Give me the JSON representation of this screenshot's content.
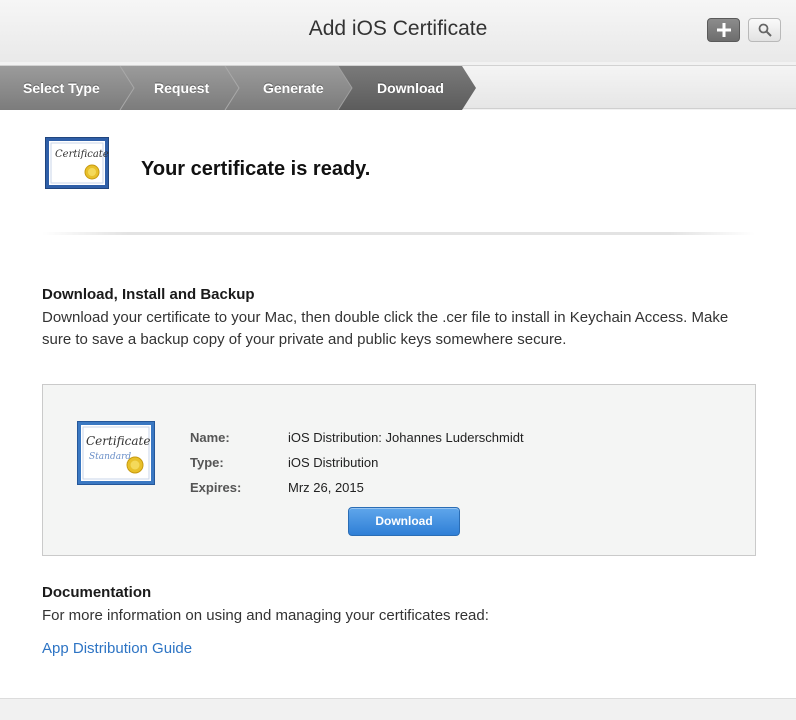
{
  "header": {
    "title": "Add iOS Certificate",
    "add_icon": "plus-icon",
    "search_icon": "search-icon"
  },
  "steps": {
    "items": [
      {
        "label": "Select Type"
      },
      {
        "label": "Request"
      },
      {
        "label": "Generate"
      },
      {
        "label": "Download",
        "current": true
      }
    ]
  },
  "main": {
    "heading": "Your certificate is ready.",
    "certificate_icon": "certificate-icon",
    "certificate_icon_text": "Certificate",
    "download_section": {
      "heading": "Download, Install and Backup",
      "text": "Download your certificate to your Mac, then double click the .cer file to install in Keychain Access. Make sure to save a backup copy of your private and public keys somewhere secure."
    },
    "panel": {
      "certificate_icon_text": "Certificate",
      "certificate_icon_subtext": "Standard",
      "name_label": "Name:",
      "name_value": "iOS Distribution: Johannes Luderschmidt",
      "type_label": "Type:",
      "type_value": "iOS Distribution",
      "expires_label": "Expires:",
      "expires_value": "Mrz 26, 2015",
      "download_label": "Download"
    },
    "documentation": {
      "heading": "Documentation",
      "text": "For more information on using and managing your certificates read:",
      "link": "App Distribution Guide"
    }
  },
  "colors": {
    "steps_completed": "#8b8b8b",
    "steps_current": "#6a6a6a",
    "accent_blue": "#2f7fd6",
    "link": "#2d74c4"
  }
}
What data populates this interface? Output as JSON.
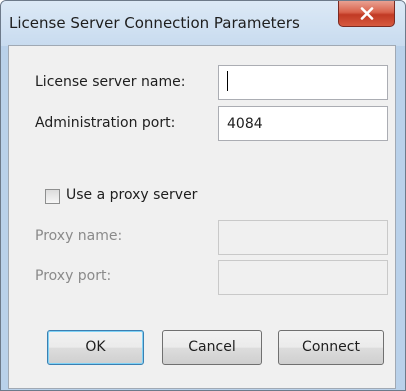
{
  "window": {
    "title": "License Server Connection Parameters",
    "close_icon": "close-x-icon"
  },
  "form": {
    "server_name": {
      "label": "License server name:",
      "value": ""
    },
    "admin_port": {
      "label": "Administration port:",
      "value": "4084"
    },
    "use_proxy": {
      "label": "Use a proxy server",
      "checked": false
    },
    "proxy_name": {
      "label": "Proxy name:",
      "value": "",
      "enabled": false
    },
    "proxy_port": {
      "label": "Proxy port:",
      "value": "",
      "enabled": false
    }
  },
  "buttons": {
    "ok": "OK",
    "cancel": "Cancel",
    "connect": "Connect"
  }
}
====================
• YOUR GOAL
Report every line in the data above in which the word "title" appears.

• SOLVED EXERCISE
    "title": "Add iOS Certificate",
    "title": "License Server Connection Parameters",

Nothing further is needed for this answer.